|Date||1 May, 2017|
I’ve heard many great tales of Christian heroes that begin with someone experiencing an amazing encounter with God or some deep spiritual revelation or a huge life-changing event …
Well, my story doesn’t.
All these things may have happened somehow along the way, but my story began in a leafy green suburb of comfortable Adelaide, motionless on my couch.
And there it stayed for years.
I was not on the move. In fact, my life had come to a veritable halt as I remained on that couch, planted as firmly as the trees outside my window. While they were watered by the rain, I was watered by my own tears of fear and frustration.
“Why?” I asked God, as I studied the ceiling and waited on yet another panic attack.
But God was moving.
If there was a rock bottom, I’d reached it. When I could no longer stay alone, my gracious sister dragged me along to an English class at the local community centre. There people from many cultures gathered to learn and make friends.
And God was moving.
I didn’t want to be alone anymore. I was so lonely I was ready to befriend anything that moved.
God was moving too.
I began to realize the students needed friends as much as I did, and I started to visit them in their homes. I was always welcome. And I learned a lot as we sat and talked and drank tea and ate homemade bread.
Many of my new friends had stories from staying in the detention centre. I’d heard of other people visiting there, but I was never going into one of those places. Not if I had to be locked up with the inmates and be supervised by guards.
But God was moving in me.
This must be why I somehow agreed to visit an Iranian asylum seeker in that big modern building in Adelaide. When the door had opened and closed behind me, I realised I was in the detention centre that I feared. Not that I had much time to worry about it – I was introduced to an Iranian man who requested prayer and to come to a bible study, so I was busy organising this with my minister. He was the first of many.
I went back again and again. One Iranian man had a vision which he feared greatly, of a man in white, so he spent the next day watching violent movies to force the vision from his mind. Though the man was trying to avoid Jesus, Jesus came again to him the following night. The man spoke secretly to me of what he saw in the vision and I showed him the story of Phillip and the Ethiopian eunuch from Acts 8 in an Iranian bible. Immediately the man realized it was Jesus whom he saw and he became a Jesus-follower.
What is amazing is that this story is not unusual. God was moving in these peoples’ lives. We saw many inmates come to the Lord. They came to us too, brought by bus with the guards to our church.
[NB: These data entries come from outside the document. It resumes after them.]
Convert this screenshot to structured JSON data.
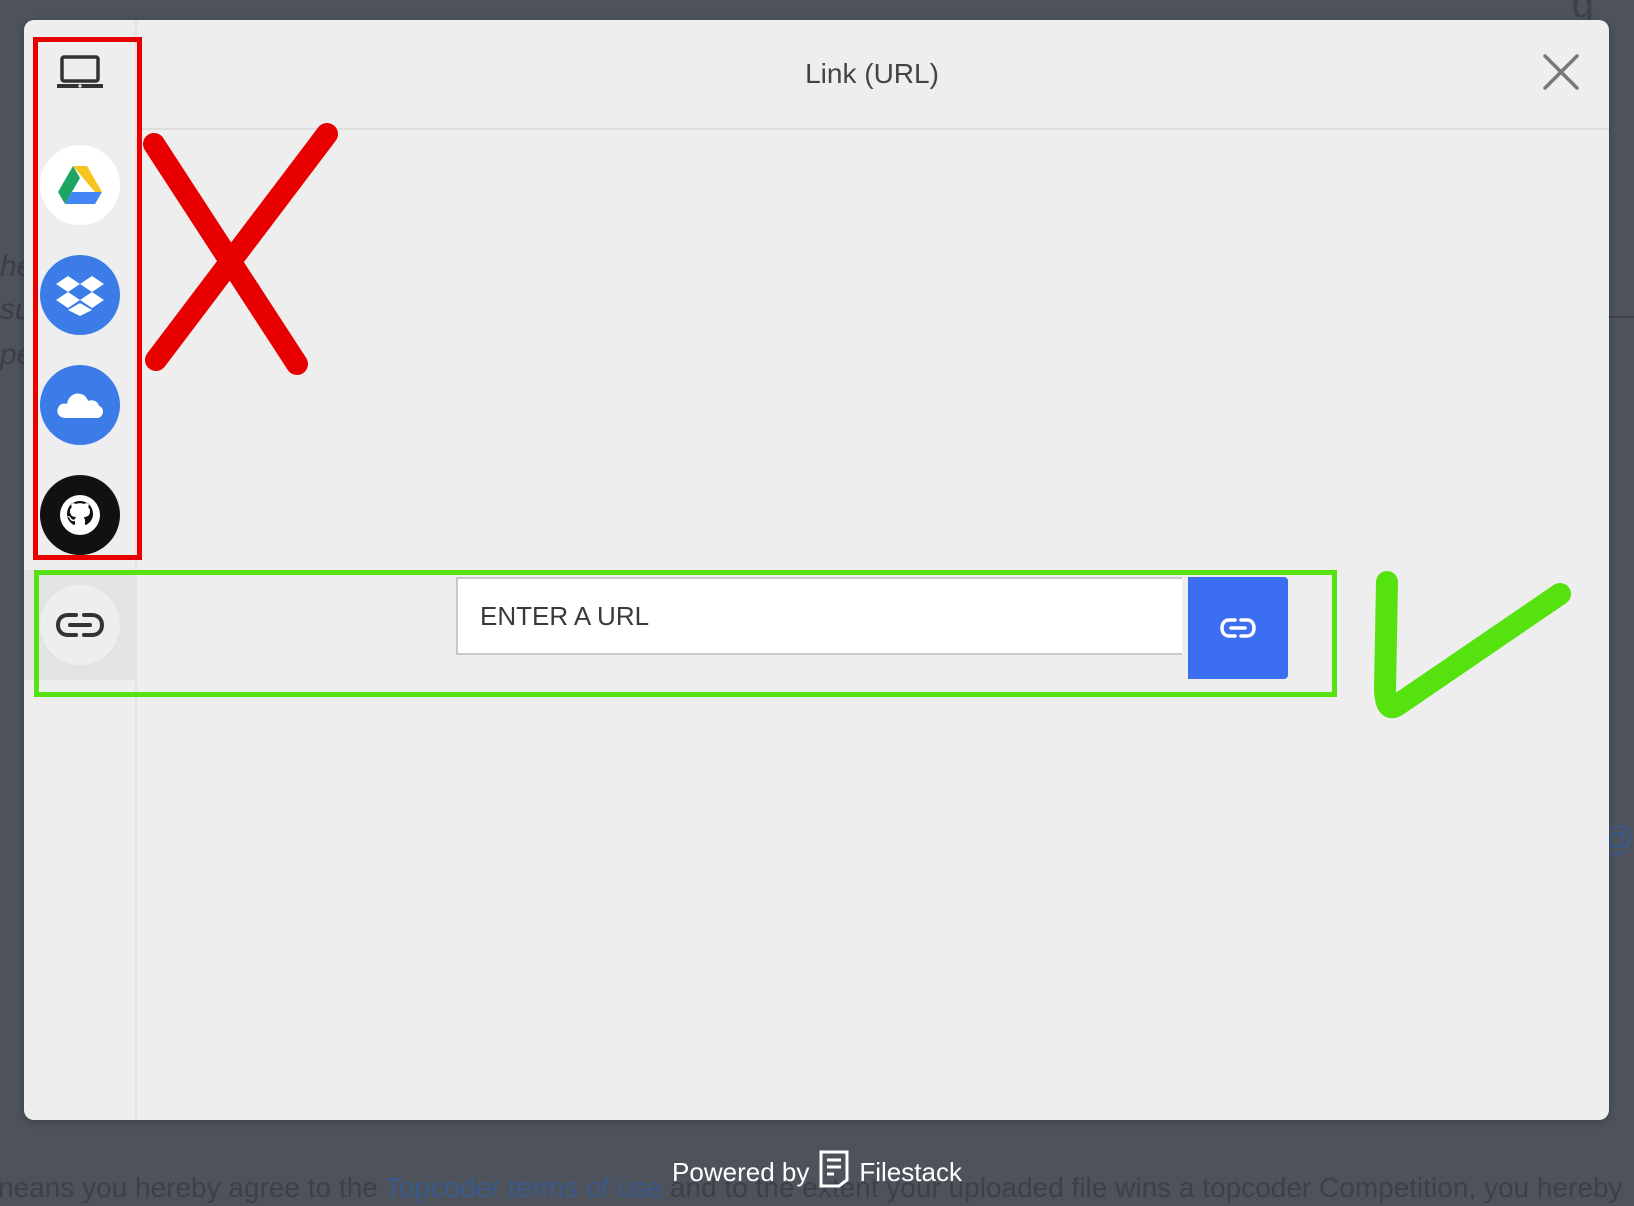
{
  "background": {
    "bottom_text_prefix": "neans you hereby agree to the ",
    "bottom_link": "Topcoder terms of use",
    "bottom_text_suffix": " and to the extent your uploaded file wins a topcoder Competition, you hereby"
  },
  "sidebar": {
    "items": [
      {
        "name": "My Device",
        "icon": "laptop-icon"
      },
      {
        "name": "Google Drive",
        "icon": "google-drive-icon"
      },
      {
        "name": "Dropbox",
        "icon": "dropbox-icon"
      },
      {
        "name": "OneDrive",
        "icon": "onedrive-icon"
      },
      {
        "name": "GitHub",
        "icon": "github-icon"
      },
      {
        "name": "Link (URL)",
        "icon": "link-icon",
        "active": true
      }
    ]
  },
  "header": {
    "title": "Link (URL)"
  },
  "url": {
    "placeholder": "ENTER A URL",
    "value": ""
  },
  "footer": {
    "powered_by": "Powered by",
    "brand": "Filestack"
  },
  "colors": {
    "accent": "#3b6ef0",
    "annotation_reject": "#e80000",
    "annotation_accept": "#55e20f"
  }
}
Some of them had seen a man in white, others saw a great light, and all I had to do was follow God blindly, and work alongside the wonderful work that God was doing in people’s hearts.
Many of the people we spent time with followed Jesus in baptism, and still today some of them live in my neighbourhood. I try to be wherever God needs me to help my friends. Whether they know my God or not, I pray that they see His love in me, whether I’m helping them with practical things, chatting to them on the phone, or sharing our homes with them like family.
I don’t have much time to lie on my couch like I used to.
At one time I wondered if God had forgotten me but I was wrong. It was while I was on that couch that God was moving, preparing me for working alongside him in this new, exciting ministry that he had planned and I would never had dreamed of.
He’s still moving now. I wonder what will be next?!
This is the story of a CultureConnect worker based in Adelaide, told by a returned Interserve Partner who served in the Arab world.